A COUPLE of numbers after taking to the black and white checkerboard stage, Sir Rod Stewart tells Tuesday's audience, “We’re going to be here two hours. Enjoy yourselves, ladies and gentlemen, it’s later than you think”.

The show covers, predictably, Stewart’s entire career, and while he might not be able to hit the notes he could 40 years ago, he’s still showman enough to paper the cracks in a way the crowd loves and which gives his band and backing singers the chance to shine.

Not to say his voice isn’t what it used to be, though it's occasionally lost under the music, and the vast 13,500 seater arena carries the music brilliantly, with fans seated in the gods afforded the same quality of sound as those ignoring their seats and surging to the stage – though slightly less likely to dance.

Typically, Stewart’s performance is laced throughout with humour. During the intro to Tonight’s The Night, for example, the video screens read “Viagra is now available in teabags. It doesn’t improve performance, but stops your biscuit going soft”. Likewise, before Ooh La La, he talks about three members of his former band The Faces being dead, before realising to much amusement he’s got his maths wrong. Only two are gone, but he gets up and glances back at his seat and says, “I’m still here… aren’t I?”

Family is also clearly a big deal for Stewart, and his support act – Sisterhood – is a two-girl Nashville act, one of whom is his daughter Ruby. During the show, the screens show home videos and pictures of Stewart with his children; he dedicates recent single Can’t Stop Me Now to his late father for all his support, while Rhythm Of My Heart features video of him receiving his knighthood from Prince William.

Special credit should go to the band, with – again, in typical Stewart fashion – beautiful and talented female violinists, harpists, mandolin players and backing singers, and stunning work from the male guitarists, drummers, bassist and sax player, who occasionally get to break free with extended solos or duels, while Stewart nips off stage for an outfit change.

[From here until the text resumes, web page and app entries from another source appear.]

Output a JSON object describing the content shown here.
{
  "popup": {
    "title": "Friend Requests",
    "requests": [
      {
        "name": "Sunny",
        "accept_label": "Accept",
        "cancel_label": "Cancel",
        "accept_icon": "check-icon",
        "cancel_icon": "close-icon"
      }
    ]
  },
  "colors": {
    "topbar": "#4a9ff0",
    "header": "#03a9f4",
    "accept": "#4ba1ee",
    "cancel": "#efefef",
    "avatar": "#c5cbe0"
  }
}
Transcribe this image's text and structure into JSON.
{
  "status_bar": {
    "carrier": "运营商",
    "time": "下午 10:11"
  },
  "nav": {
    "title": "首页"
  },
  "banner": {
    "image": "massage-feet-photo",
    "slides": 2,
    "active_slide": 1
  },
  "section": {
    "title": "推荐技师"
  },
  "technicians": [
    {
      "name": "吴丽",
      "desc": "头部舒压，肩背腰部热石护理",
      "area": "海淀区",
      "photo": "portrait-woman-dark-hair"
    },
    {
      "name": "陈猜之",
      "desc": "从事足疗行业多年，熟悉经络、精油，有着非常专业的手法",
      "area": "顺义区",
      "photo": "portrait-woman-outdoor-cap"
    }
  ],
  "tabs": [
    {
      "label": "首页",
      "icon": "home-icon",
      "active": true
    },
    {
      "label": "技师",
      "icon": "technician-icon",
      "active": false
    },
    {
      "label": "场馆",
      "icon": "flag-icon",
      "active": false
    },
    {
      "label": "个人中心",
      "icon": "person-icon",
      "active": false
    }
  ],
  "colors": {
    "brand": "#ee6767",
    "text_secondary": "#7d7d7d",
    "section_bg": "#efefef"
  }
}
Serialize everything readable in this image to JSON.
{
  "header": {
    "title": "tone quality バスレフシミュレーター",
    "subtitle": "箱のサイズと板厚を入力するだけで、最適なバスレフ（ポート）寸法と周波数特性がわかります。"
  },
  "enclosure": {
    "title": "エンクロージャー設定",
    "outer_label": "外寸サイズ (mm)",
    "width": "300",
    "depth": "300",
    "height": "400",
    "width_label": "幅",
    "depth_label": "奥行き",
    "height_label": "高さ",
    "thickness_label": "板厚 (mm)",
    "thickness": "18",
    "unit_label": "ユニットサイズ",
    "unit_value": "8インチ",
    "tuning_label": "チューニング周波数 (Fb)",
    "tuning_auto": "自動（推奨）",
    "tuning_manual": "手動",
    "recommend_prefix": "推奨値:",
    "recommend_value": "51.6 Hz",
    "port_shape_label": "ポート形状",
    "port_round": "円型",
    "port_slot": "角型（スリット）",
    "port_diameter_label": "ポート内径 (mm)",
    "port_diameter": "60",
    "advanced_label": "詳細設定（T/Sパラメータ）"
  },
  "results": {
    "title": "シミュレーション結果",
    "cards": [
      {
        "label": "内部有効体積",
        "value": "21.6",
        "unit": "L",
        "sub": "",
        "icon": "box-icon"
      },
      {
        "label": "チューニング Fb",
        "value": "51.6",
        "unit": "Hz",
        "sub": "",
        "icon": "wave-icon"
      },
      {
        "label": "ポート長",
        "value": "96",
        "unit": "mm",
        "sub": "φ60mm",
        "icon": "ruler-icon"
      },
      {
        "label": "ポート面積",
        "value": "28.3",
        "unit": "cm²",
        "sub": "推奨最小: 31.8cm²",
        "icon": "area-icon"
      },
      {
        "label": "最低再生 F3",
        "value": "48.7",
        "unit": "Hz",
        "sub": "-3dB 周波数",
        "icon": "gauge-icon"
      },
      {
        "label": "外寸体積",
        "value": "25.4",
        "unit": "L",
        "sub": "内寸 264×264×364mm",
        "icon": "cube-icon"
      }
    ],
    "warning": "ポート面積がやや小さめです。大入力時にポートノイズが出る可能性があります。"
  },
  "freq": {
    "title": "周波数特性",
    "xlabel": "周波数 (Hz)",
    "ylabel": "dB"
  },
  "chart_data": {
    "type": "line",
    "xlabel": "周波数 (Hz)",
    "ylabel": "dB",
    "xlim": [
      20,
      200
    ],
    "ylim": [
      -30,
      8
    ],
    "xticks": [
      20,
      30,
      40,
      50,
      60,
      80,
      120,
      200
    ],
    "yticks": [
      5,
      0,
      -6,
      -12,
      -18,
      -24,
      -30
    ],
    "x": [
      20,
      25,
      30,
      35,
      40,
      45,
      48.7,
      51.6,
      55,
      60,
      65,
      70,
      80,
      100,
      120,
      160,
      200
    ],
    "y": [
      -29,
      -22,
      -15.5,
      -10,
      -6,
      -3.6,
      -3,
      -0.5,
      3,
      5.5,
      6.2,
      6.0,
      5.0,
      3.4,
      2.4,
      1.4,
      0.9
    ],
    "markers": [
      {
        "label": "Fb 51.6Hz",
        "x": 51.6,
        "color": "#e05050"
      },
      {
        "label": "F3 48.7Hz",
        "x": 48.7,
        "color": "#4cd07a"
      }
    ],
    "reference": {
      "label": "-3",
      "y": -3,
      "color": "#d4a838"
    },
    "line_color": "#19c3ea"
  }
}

And then, seemingly without warning, it’s all over. The footballs have been kicked into the crowd, balloons have fallen from the ceiling, and a black and white checked curtain falls, then raises to show the performers all face down on the stage.

They’ve enjoyed themselves almost as much as the crowd, but there are no real goodbyes. It’s abrupt, and nobody’s really sure if it’s over until the lights come up.

Still, two hours of solid hits from an iconic performer have flown by, and everyone enjoyed themselves – even if it wasn’t quite as late as we’d expected.